However, the newly permitted contributions presented a situation in which a worker over age 70 ? could get more tax benefits than Congress wanted to allow so a restricting provision was added. If you have made deductible contributions to your IRA since turning 70?, those contributions will cause donations that otherwise would have been qualified charitable distributions (QCD) to be taxable until all of those post 70? contributions have come out of the account.

For example, if you made a total of $20,000 of deductible IRA contributions to your IRA since 2020, the first $20,000 you donate to charity are not considered QCD and will be taxable. Once $20,000 has been donated, additional donations could then be QCD and therefore not taxable, assuming no more deductible contributions are made to the IRA. Additional deductible contributions limit future QCD eligibility.

There are other reasons why a QCD might show up as taxable. Probably the most common is simple miscommunication with the tax preparer. The custodian of the IRA will issue a 1099-R for the gross amount distributed from the IRA. Unless the preparer is notified by the taxpayer that a donation was made from the IRA, there is nothing on a 1099-R that would lead the preparer to record the transaction properly as a QCD. This error can be corrected with an amended return and is another reason to make sure you get copies of the acknowledgment letters charities are supposed to send after receiving a donation of $250 or more and share those with your preparer.

Another way donations from an IRA can be taxable occurs when the funds are not paid directly to the charity. If you receive a check from the IRA made payable to you, rather than the charity, the distribution is not treated as a QCD even if you write a check to the charity for the same amount distributed. Doing that puts the donation on Schedule A where you will only get a tax benefit to the extent your total itemized deductions exceed your standard deduction.

A less common cause of failing to get QCD treatment is donating to an ineligible charity. Only direct donations to qualified charities result in the tax benefit. Not all nonprofit organizations qualify. For instance, private foundations and donor advised funds are not eligible.

If you have a question for Dan, please email him with ‘MarketWatch Q&A’ on the subject line.?

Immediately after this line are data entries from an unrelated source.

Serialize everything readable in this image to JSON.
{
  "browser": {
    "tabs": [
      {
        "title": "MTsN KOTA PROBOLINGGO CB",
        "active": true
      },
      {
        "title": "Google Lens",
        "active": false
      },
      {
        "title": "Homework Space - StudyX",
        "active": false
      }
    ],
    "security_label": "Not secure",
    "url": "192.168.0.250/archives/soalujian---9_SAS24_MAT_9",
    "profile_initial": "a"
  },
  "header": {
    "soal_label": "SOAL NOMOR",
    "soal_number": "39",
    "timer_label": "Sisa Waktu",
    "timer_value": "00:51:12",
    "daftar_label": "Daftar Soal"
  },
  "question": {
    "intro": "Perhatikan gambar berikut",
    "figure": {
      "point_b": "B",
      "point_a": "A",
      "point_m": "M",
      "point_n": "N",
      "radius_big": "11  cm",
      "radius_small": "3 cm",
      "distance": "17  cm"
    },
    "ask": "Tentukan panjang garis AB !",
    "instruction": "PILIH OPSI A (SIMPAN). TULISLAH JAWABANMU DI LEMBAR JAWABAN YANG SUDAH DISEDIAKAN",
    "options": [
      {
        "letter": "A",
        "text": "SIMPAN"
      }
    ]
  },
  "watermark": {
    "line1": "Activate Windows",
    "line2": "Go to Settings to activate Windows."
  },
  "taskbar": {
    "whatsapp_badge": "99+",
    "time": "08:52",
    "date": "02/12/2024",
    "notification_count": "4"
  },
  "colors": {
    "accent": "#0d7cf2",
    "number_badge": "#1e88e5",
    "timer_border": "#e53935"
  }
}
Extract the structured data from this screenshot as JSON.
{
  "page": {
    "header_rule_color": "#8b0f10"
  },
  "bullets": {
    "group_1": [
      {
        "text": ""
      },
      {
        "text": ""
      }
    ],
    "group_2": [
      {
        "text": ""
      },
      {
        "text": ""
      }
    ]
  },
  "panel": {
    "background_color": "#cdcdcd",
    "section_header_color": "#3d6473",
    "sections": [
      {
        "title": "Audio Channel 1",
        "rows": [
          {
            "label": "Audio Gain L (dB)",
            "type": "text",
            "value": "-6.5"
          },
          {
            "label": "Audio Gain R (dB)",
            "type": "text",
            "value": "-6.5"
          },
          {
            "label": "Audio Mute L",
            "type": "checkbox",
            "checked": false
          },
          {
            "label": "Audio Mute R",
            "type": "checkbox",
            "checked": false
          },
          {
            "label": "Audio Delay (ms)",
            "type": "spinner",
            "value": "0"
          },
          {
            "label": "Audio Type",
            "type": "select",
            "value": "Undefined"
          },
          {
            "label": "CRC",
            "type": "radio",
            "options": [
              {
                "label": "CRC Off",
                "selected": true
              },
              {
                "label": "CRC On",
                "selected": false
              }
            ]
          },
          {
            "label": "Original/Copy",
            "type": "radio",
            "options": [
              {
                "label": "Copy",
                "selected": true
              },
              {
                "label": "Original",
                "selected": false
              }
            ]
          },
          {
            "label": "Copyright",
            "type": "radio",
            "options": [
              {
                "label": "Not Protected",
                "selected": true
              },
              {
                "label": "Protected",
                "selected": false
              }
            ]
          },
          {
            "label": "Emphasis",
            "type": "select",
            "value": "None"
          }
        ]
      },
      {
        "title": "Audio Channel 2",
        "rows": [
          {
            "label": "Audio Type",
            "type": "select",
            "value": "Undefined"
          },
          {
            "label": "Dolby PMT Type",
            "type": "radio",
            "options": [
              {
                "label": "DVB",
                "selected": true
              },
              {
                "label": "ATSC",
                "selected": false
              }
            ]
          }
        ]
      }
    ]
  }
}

Dan Moisand is a financial planner at Moisand Fitzgerald Tamayo serving clients nationwide from offices in Orlando, Melbourne, and Tampa Florida. His comments are for informational purposes only and are not a substitute for personalized advice. Consult your adviser about what is best for you. Some reader questions are edited to aid the presentation of the subject matter.